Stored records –
= = =

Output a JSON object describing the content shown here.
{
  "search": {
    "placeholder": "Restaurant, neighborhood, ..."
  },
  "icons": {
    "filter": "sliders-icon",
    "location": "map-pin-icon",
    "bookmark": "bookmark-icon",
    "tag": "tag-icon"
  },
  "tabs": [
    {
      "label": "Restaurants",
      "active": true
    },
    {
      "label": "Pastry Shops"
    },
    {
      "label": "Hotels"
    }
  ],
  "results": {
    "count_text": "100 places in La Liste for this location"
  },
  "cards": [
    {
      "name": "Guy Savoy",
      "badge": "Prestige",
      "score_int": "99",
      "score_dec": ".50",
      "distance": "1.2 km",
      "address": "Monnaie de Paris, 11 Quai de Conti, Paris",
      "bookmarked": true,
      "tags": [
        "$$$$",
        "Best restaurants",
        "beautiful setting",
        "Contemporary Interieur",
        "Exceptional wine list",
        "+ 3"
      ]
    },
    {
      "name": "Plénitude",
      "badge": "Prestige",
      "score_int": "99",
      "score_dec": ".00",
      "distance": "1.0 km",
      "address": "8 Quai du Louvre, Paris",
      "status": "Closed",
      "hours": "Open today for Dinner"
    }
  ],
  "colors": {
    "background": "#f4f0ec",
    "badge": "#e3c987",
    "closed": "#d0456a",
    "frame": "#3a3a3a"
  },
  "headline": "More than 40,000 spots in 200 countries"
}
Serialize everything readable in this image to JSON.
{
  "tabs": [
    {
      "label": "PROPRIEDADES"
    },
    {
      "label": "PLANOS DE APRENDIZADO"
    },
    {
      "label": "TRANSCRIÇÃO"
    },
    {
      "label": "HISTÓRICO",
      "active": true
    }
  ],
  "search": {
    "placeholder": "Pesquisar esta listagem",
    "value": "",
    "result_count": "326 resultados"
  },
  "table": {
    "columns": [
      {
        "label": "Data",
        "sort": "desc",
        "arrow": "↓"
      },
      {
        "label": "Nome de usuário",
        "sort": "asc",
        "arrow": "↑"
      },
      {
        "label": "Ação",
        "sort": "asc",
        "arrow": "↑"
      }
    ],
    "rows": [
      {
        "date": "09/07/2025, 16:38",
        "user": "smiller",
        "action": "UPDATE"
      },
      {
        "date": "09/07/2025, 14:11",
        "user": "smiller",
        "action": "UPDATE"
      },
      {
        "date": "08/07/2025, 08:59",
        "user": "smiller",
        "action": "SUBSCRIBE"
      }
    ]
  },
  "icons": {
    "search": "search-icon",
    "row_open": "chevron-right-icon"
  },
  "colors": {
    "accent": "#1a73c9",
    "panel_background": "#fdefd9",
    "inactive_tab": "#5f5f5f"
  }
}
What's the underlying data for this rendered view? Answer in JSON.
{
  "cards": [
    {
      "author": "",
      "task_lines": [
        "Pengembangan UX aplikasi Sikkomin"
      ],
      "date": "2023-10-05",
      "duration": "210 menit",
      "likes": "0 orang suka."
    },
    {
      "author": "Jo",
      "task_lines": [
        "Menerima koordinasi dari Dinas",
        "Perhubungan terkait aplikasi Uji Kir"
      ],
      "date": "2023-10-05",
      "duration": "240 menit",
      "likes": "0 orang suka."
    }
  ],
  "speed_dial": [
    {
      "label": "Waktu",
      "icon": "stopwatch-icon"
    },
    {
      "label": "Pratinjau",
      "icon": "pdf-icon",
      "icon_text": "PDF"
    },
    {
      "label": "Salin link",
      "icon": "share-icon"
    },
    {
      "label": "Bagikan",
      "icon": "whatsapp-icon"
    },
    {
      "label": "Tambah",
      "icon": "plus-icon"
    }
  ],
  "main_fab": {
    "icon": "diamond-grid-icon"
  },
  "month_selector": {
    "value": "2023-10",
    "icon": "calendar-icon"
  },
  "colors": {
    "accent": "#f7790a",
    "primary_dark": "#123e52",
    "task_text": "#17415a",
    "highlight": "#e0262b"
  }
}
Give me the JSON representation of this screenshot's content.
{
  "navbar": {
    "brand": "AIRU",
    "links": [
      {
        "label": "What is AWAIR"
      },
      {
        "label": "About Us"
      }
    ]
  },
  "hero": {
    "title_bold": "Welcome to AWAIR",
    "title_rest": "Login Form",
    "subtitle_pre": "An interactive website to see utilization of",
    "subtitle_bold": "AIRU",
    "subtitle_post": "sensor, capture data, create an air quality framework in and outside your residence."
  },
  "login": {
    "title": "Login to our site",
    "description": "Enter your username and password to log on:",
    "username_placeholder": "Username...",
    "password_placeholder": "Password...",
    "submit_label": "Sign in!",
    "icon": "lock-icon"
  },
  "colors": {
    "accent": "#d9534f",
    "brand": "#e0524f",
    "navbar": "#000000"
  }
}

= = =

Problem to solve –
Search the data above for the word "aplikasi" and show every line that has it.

Result for this exercise –
        "Pengembangan UX aplikasi Sikkomin"
        "Perhubungan terkait aplikasi Uji Kir"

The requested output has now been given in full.